The Rose Petals – Photo Courtesy of Dan Destiny
American Grenadine (April 23rd, 2021), the debut record from Los Angeles post-Americana band The Rose Petals, has been over a dozen years and thousands of miles in the making.
The Rose Petals is fronted by songwriting partners Peter Donovan and Elijah Ocean, who first met in 2008 when Donovan moved from L.A. to Portland, Maine, where Ocean was living at the time. The pair bonded over their shared love of Bob Dylan and The Beatles, and they quickly set to work writing songs and emulating their shared role models of Lennon and McCartney, with Donovan on lyrics and Ocean on music.
What emerged between the duo, though, was less Beatle-esque and more like a continuation of the thread of jangly guitar-pop created by The Byrds and carried on by the likes of R.E.M., Gin Blossoms and Band of Horses — uniquely modern American music infused with tinges of the past.
While Donovan and Ocean spent countless hours writing together, it wasn’t until 2016, when, after a few more cross-country moves, Donovan added another 3,000 miles to the bill when he embarked on a road trip with the goal of visiting every U.S. President’s gravesite. Originally having set out to write a book, Donovan instead found himself with pages of lyrics. On the road without a guitar, he sent the lyrics to Ocean, who had since moved to Los Angeles.
“I’d be holed up in some cheap motel in Buffalo, New York or Abilene, Kansas writing about dead presidents,” said Donovan. “Meanwhile, Elijah was in sunny California, taking my words and turning them into these wonderful pop songs.”
By the time the trip was finished, the duo had a whole new set of tunes. After 12 years and thousands of miles, it was finally time to make a record.
Donovan — who has worked with members of Death Cab for Cutie and Portugal. The Man through his Seattle-based Americana project, All the Real Girls — and Ocean — whose 2018 single, “Down This Road,” made Rolling Stone’s list of the top 10 best country and Americana songs of the week, alongside the likes of Miranda Lambert and Nathaniel Rateliff — rounded up bassist Zach Jones (The Everyday Visuals, SPOSE) and drummer Curran McDowell (Jamie Wyatt, Jade Castrinos) and headed into the studio.
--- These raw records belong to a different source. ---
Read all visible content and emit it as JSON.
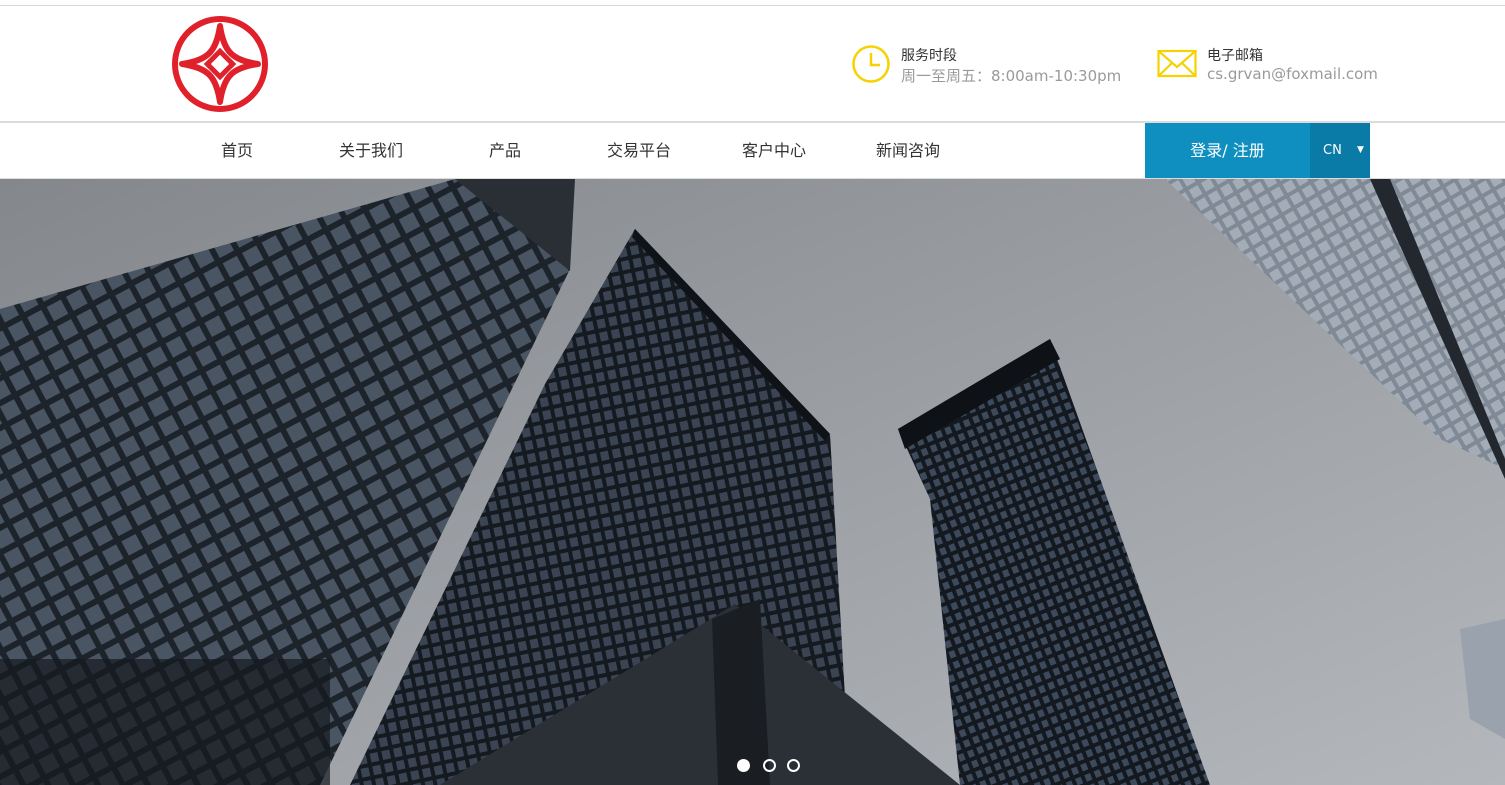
{
  "header": {
    "hours": {
      "title": "服务时段",
      "value": "周一至周五：8:00am-10:30pm",
      "icon": "clock-icon"
    },
    "email": {
      "title": "电子邮箱",
      "value": "cs.grvan@foxmail.com",
      "icon": "mail-icon"
    }
  },
  "nav": {
    "items": [
      {
        "label": "首页"
      },
      {
        "label": "关于我们"
      },
      {
        "label": "产品"
      },
      {
        "label": "交易平台"
      },
      {
        "label": "客户中心"
      },
      {
        "label": "新闻咨询"
      }
    ],
    "login_label": "登录/ 注册",
    "language": "CN"
  },
  "carousel": {
    "slide_count": 3,
    "active_index": 0
  },
  "colors": {
    "brand_red": "#e0202a",
    "accent_yellow": "#f5d200",
    "login_blue": "#0f8fbf",
    "lang_blue": "#0a7aa6"
  }
}
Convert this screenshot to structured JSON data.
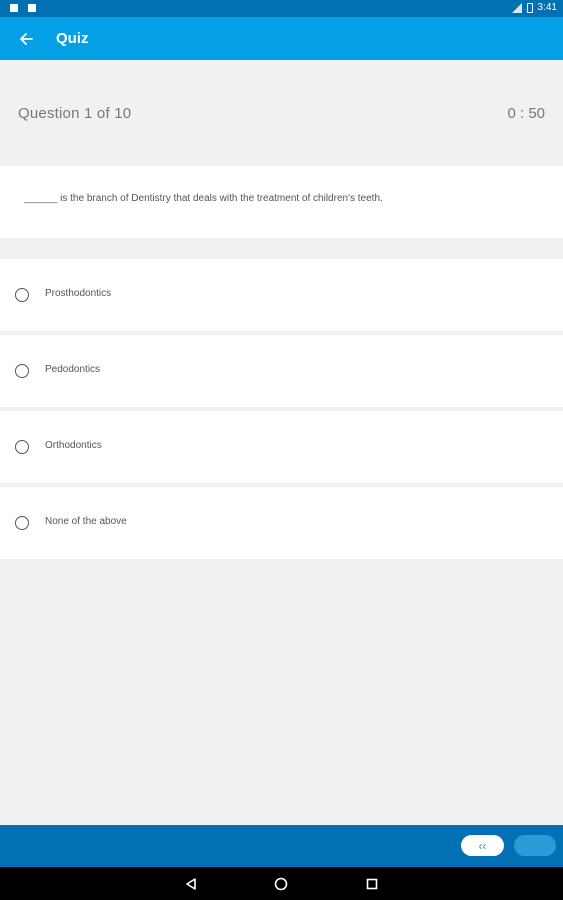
{
  "status_bar": {
    "time": "3:41"
  },
  "app_bar": {
    "title": "Quiz"
  },
  "quiz": {
    "counter": "Question 1 of  10",
    "timer": "0 : 50",
    "question": "______ is the branch of Dentistry that deals with the treatment of children's teeth.",
    "options": [
      {
        "label": "Prosthodontics"
      },
      {
        "label": "Pedodontics"
      },
      {
        "label": "Orthodontics"
      },
      {
        "label": "None of the above"
      }
    ]
  },
  "bottom_bar": {
    "prev_label": "‹‹"
  },
  "colors": {
    "primary": "#03a0e6",
    "primary_dark": "#0271b4",
    "background": "#f1f1f1"
  }
}
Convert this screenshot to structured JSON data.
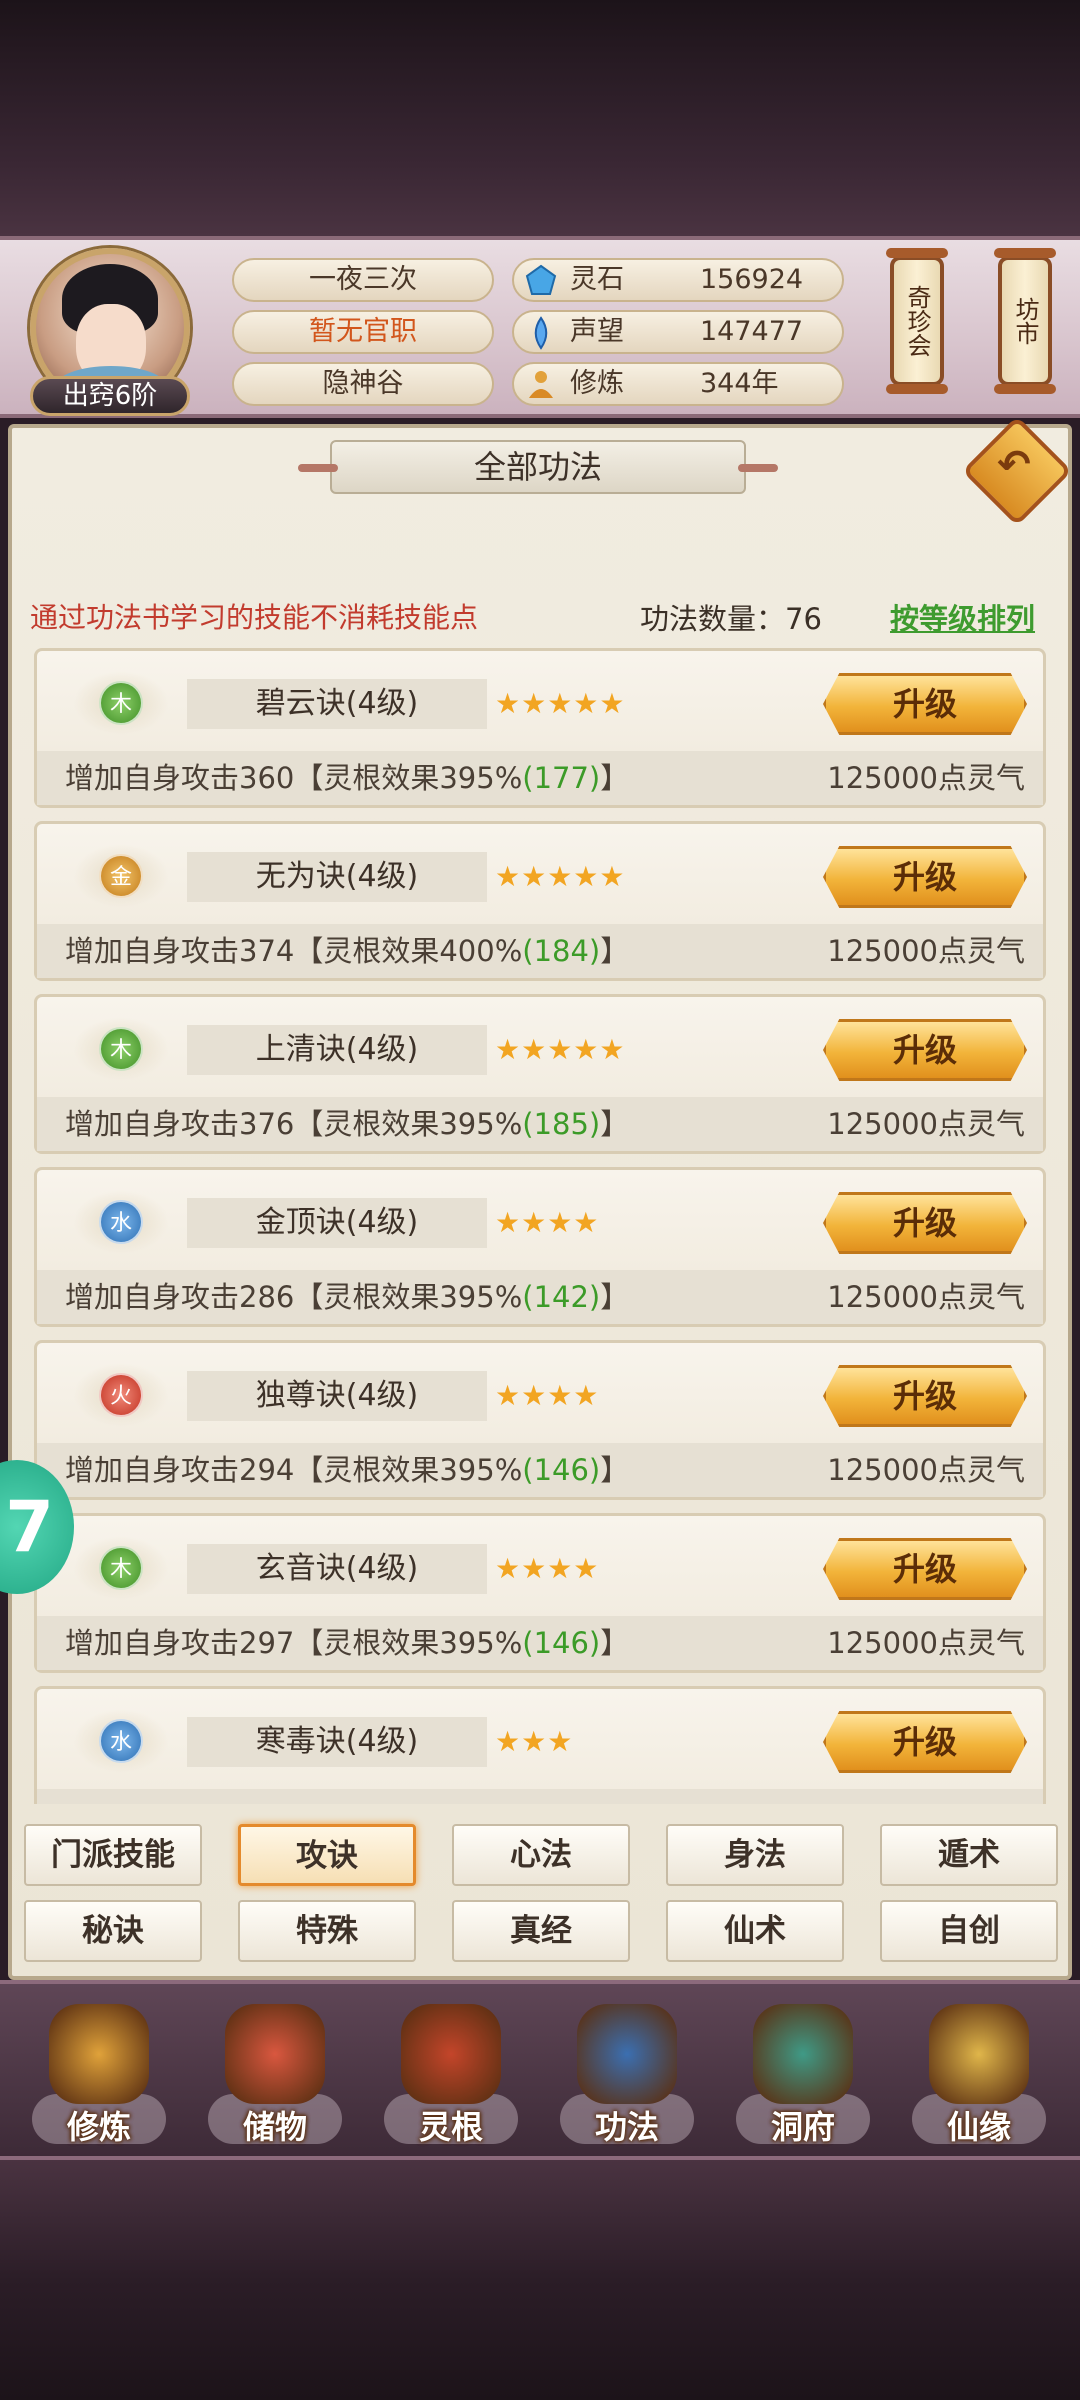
{
  "header": {
    "rank_badge": "出窍6阶",
    "player_name": "一夜三次",
    "official_title": "暂无官职",
    "sect": "隐神谷",
    "resources": [
      {
        "icon": "spirit-stone-icon",
        "label": "灵石",
        "value": "156924"
      },
      {
        "icon": "prestige-icon",
        "label": "声望",
        "value": "147477"
      },
      {
        "icon": "cultivation-icon",
        "label": "修炼",
        "value": "344年"
      }
    ],
    "shortcuts": [
      {
        "label": "奇珍会"
      },
      {
        "label": "坊市"
      }
    ]
  },
  "panel": {
    "title": "全部功法",
    "notice": "通过功法书学习的技能不消耗技能点",
    "count_label": "功法数量：76",
    "sort_label": "按等级排列"
  },
  "skills": [
    {
      "element": "木",
      "element_type": "wood",
      "name": "碧云诀(4级)",
      "stars": "★★★★★",
      "button": "升级",
      "desc_prefix": "增加自身攻击360【灵根效果395%",
      "desc_green": "(177)",
      "desc_suffix": "】",
      "cost": "125000点灵气"
    },
    {
      "element": "金",
      "element_type": "metal",
      "name": "无为诀(4级)",
      "stars": "★★★★★",
      "button": "升级",
      "desc_prefix": "增加自身攻击374【灵根效果400%",
      "desc_green": "(184)",
      "desc_suffix": "】",
      "cost": "125000点灵气"
    },
    {
      "element": "木",
      "element_type": "wood",
      "name": "上清诀(4级)",
      "stars": "★★★★★",
      "button": "升级",
      "desc_prefix": "增加自身攻击376【灵根效果395%",
      "desc_green": "(185)",
      "desc_suffix": "】",
      "cost": "125000点灵气"
    },
    {
      "element": "水",
      "element_type": "water",
      "name": "金顶诀(4级)",
      "stars": "★★★★",
      "button": "升级",
      "desc_prefix": "增加自身攻击286【灵根效果395%",
      "desc_green": "(142)",
      "desc_suffix": "】",
      "cost": "125000点灵气"
    },
    {
      "element": "火",
      "element_type": "fire",
      "name": "独尊诀(4级)",
      "stars": "★★★★",
      "button": "升级",
      "desc_prefix": "增加自身攻击294【灵根效果395%",
      "desc_green": "(146)",
      "desc_suffix": "】",
      "cost": "125000点灵气"
    },
    {
      "element": "木",
      "element_type": "wood",
      "name": "玄音诀(4级)",
      "stars": "★★★★",
      "button": "升级",
      "desc_prefix": "增加自身攻击297【灵根效果395%",
      "desc_green": "(146)",
      "desc_suffix": "】",
      "cost": "125000点灵气"
    },
    {
      "element": "水",
      "element_type": "water",
      "name": "寒毒诀(4级)",
      "stars": "★★★",
      "button": "升级",
      "desc_prefix": "",
      "desc_green": "",
      "desc_suffix": "",
      "cost": ""
    }
  ],
  "floating_button": "7",
  "category_tabs": [
    {
      "label": "门派技能",
      "active": false
    },
    {
      "label": "攻诀",
      "active": true
    },
    {
      "label": "心法",
      "active": false
    },
    {
      "label": "身法",
      "active": false
    },
    {
      "label": "遁术",
      "active": false
    },
    {
      "label": "秘诀",
      "active": false
    },
    {
      "label": "特殊",
      "active": false
    },
    {
      "label": "真经",
      "active": false
    },
    {
      "label": "仙术",
      "active": false
    },
    {
      "label": "自创",
      "active": false
    }
  ],
  "bottom_nav": [
    {
      "label": "修炼",
      "icon": "cultivate-monk-icon",
      "color": "#e0a23a"
    },
    {
      "label": "储物",
      "icon": "storage-bag-icon",
      "color": "#d9573f"
    },
    {
      "label": "灵根",
      "icon": "spirit-root-icon",
      "color": "#c4452a"
    },
    {
      "label": "功法",
      "icon": "skill-book-icon",
      "color": "#3b6fb1"
    },
    {
      "label": "洞府",
      "icon": "cave-house-icon",
      "color": "#3f9a86"
    },
    {
      "label": "仙缘",
      "icon": "gourd-icon",
      "color": "#e0b64a"
    }
  ]
}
Recorded at Mystic Trip Studios in L.A. with engineer Dan Destiny, American Grenadine is an 11-song snapshot of America, rife with jangly guitars, sparkly tambourines, and tantalizing harmonies. Expertly blending 60s folk-rock with 80s jangle-pop, the album tells the unseen stories of 11 U.S. presidents: Final track “The Cowboy” uses staccato, hoof-like melodies to follow Teddy Roosevelt, who, the son of a Manhattan socialite and a wealthy businessman, managed to rewrite his legend into that of the most rugged American archetype of all: the cowboy. Twangy third tune “Military Man” addresses how Dwight D. Eisenhower’s reputation has declined over the years despite being seen as a symbol of peace and prosperity during his
eight-year term. And standout middle track “Lemonade Lucy” tells the story of First Lady Lucy Hayes’ support for the temperance movement with softly crooning vocals and succulent guitars.
Far from a political statement, though, the songs on American Grenadine are not intended to be a celebration or an admonishment of their subjects. They’re stories about life, love, power, and death. They’re snapshots of threads in the American tapestry, as seen through the eyes of our very fallible American presidents. Ultimately, American Grenadine, through crisp layers of guitar and emotive vocal lines, proves that these powerful men — these seeming American gods — were just as imperfectly human as the rest of us.
“Post-Americana band The Rose Petals is a hypnotically jangly outfit who crack the peppy guitar strums with their own brand of irritated swing kick and jumpy beats.” – Glide Magazine
“The Rose Petals Get Real About the ‘Good Old Days’ on ‘Military Man'” – Wide Open Country
Publicist: Rachel Hurley